Yes, but the Maine Legislature could make sure those subsidies continue.
By Monday morning, we’ll know if the Supreme Court rules that people buying health insurance through a federal exchange can continue to get subsidies.
If the Court says no, this decision would also have an impact on health insurance costs throughout the state, raising premiums for many more.
But, while a good deal of attention has been on what Congress will do should the Court rule for the plaintiff, Congress isn’t the only body that can do something about this for Mainers.
Maine can set up a state run insurance exchange.
There is no question by anyone that subsidies are available for people buying insurance through a state exchange.
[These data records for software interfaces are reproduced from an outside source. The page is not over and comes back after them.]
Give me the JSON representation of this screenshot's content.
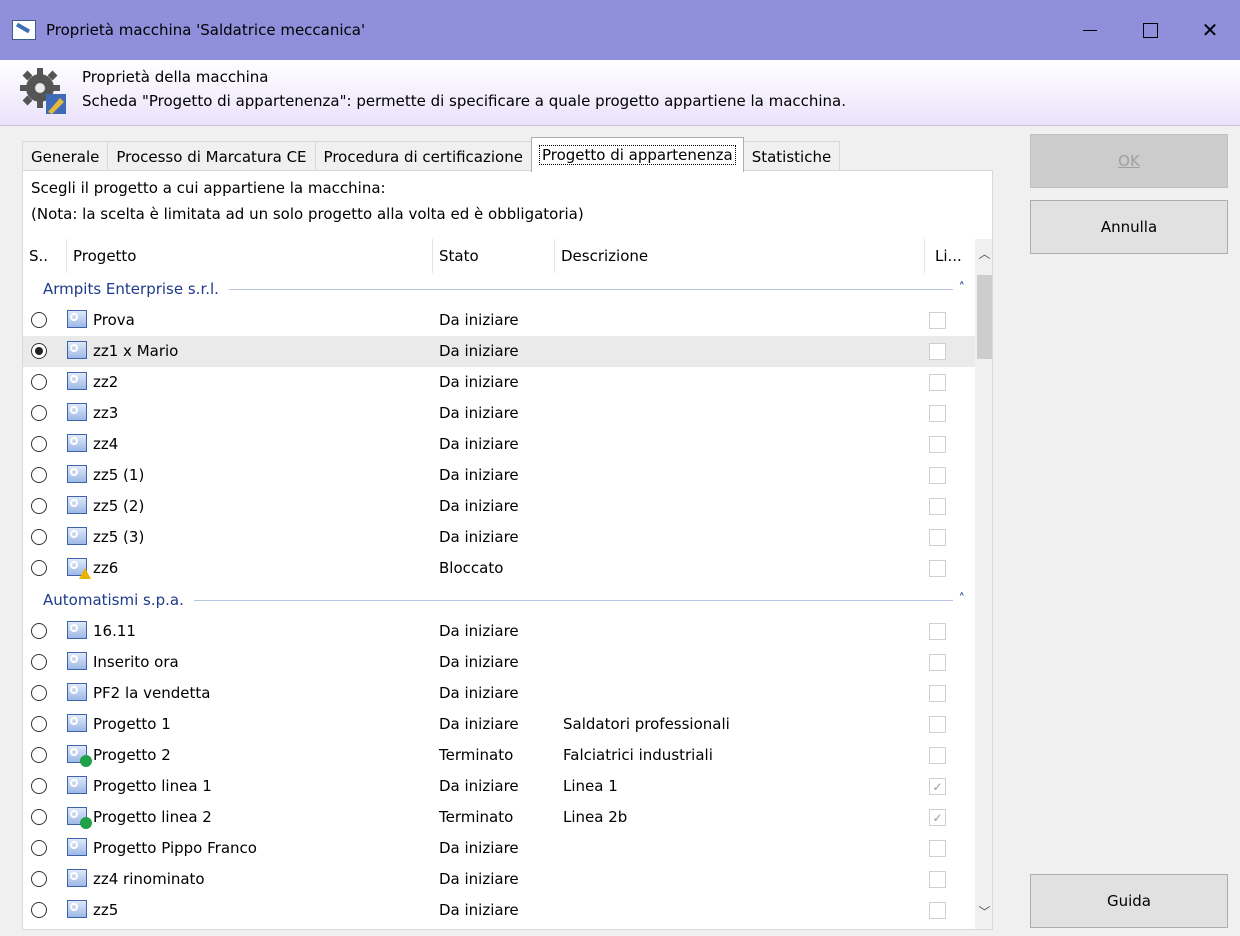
{
  "window": {
    "title": "Proprietà macchina 'Saldatrice meccanica'"
  },
  "window_controls": {
    "minimize": "—",
    "maximize": "☐",
    "close": "✕"
  },
  "banner": {
    "title": "Proprietà della macchina",
    "subtitle": "Scheda \"Progetto di appartenenza\": permette di specificare a quale progetto appartiene la macchina."
  },
  "tabs": [
    {
      "label": "Generale"
    },
    {
      "label": "Processo di Marcatura CE"
    },
    {
      "label": "Procedura di certificazione"
    },
    {
      "label": "Progetto di appartenenza",
      "active": true
    },
    {
      "label": "Statistiche"
    }
  ],
  "panel": {
    "instruction1": "Scegli il progetto a cui appartiene la macchina:",
    "instruction2": "(Nota: la scelta è limitata ad un solo progetto alla volta ed è obbligatoria)"
  },
  "columns": {
    "sel": "S..",
    "progetto": "Progetto",
    "stato": "Stato",
    "descrizione": "Descrizione",
    "li": "Li..."
  },
  "groups": [
    {
      "name": "Armpits Enterprise s.r.l.",
      "rows": [
        {
          "name": "Prova",
          "stato": "Da iniziare",
          "desc": "",
          "checked": false,
          "selected": false,
          "icon": "project-icon"
        },
        {
          "name": "zz1 x Mario",
          "stato": "Da iniziare",
          "desc": "",
          "checked": false,
          "selected": true,
          "icon": "project-icon"
        },
        {
          "name": "zz2",
          "stato": "Da iniziare",
          "desc": "",
          "checked": false,
          "selected": false,
          "icon": "project-icon"
        },
        {
          "name": "zz3",
          "stato": "Da iniziare",
          "desc": "",
          "checked": false,
          "selected": false,
          "icon": "project-icon"
        },
        {
          "name": "zz4",
          "stato": "Da iniziare",
          "desc": "",
          "checked": false,
          "selected": false,
          "icon": "project-icon"
        },
        {
          "name": "zz5 (1)",
          "stato": "Da iniziare",
          "desc": "",
          "checked": false,
          "selected": false,
          "icon": "project-icon"
        },
        {
          "name": "zz5 (2)",
          "stato": "Da iniziare",
          "desc": "",
          "checked": false,
          "selected": false,
          "icon": "project-icon"
        },
        {
          "name": "zz5 (3)",
          "stato": "Da iniziare",
          "desc": "",
          "checked": false,
          "selected": false,
          "icon": "project-icon"
        },
        {
          "name": "zz6",
          "stato": "Bloccato",
          "desc": "",
          "checked": false,
          "selected": false,
          "icon": "project-warning-icon"
        }
      ]
    },
    {
      "name": "Automatismi s.p.a.",
      "rows": [
        {
          "name": "16.11",
          "stato": "Da iniziare",
          "desc": "",
          "checked": false,
          "selected": false,
          "icon": "project-icon"
        },
        {
          "name": "Inserito ora",
          "stato": "Da iniziare",
          "desc": "",
          "checked": false,
          "selected": false,
          "icon": "project-icon"
        },
        {
          "name": "PF2 la vendetta",
          "stato": "Da iniziare",
          "desc": "",
          "checked": false,
          "selected": false,
          "icon": "project-icon"
        },
        {
          "name": "Progetto 1",
          "stato": "Da iniziare",
          "desc": "Saldatori professionali",
          "checked": false,
          "selected": false,
          "icon": "project-icon"
        },
        {
          "name": "Progetto 2",
          "stato": "Terminato",
          "desc": "Falciatrici industriali",
          "checked": false,
          "selected": false,
          "icon": "project-done-icon"
        },
        {
          "name": "Progetto linea 1",
          "stato": "Da iniziare",
          "desc": "Linea 1",
          "checked": true,
          "selected": false,
          "icon": "project-icon"
        },
        {
          "name": "Progetto linea 2",
          "stato": "Terminato",
          "desc": "Linea 2b",
          "checked": true,
          "selected": false,
          "icon": "project-done-icon"
        },
        {
          "name": "Progetto Pippo Franco",
          "stato": "Da iniziare",
          "desc": "",
          "checked": false,
          "selected": false,
          "icon": "project-icon"
        },
        {
          "name": "zz4 rinominato",
          "stato": "Da iniziare",
          "desc": "",
          "checked": false,
          "selected": false,
          "icon": "project-icon"
        },
        {
          "name": "zz5",
          "stato": "Da iniziare",
          "desc": "",
          "checked": false,
          "selected": false,
          "icon": "project-icon"
        }
      ]
    }
  ],
  "buttons": {
    "ok": "OK",
    "annulla": "Annulla",
    "guida": "Guida"
  }
}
What’s more, the Maine Legislature already has a bill that’s been passed by the House, and by a veto-proof majority of 106-23. The Senate has tabled the bill, but it could be taken up before the end of the session if needed.
Of course, given that the governor has said he’d veto pretty much everything, a veto would most likely be forthcoming.
But this bill could be passed and would allow for the continuation of the very popular subsidies for Mainers.
There may be a low cost way of implementing it, by contracting with the federal government to run the state exchange.
By the way, Pennsylvania and Delaware “have been ‘conditionally approved’ to set up their own healthcare marketplaces, the Centers for Medicare and Medicaid Services (CMS) announced” last week, which would be created this year should federal exchange subsidies no longer be available. Arkansas also received approval to create such an exchange in 2017.
Should this become a live issue, it’s very likely that we’ll reminded about how Republicans who opposed Medicaid expansion in Maine said expansion wasn’t necessary because a good chunk of those who would be covered could get coverage through the exchange.
That wouldn’t be possible if the Court rules for the plaintiff in King v Burwell and if the Legislature doesn’t create a state exchange. If they didn’t, 61,000 or so Mainers would pay the price.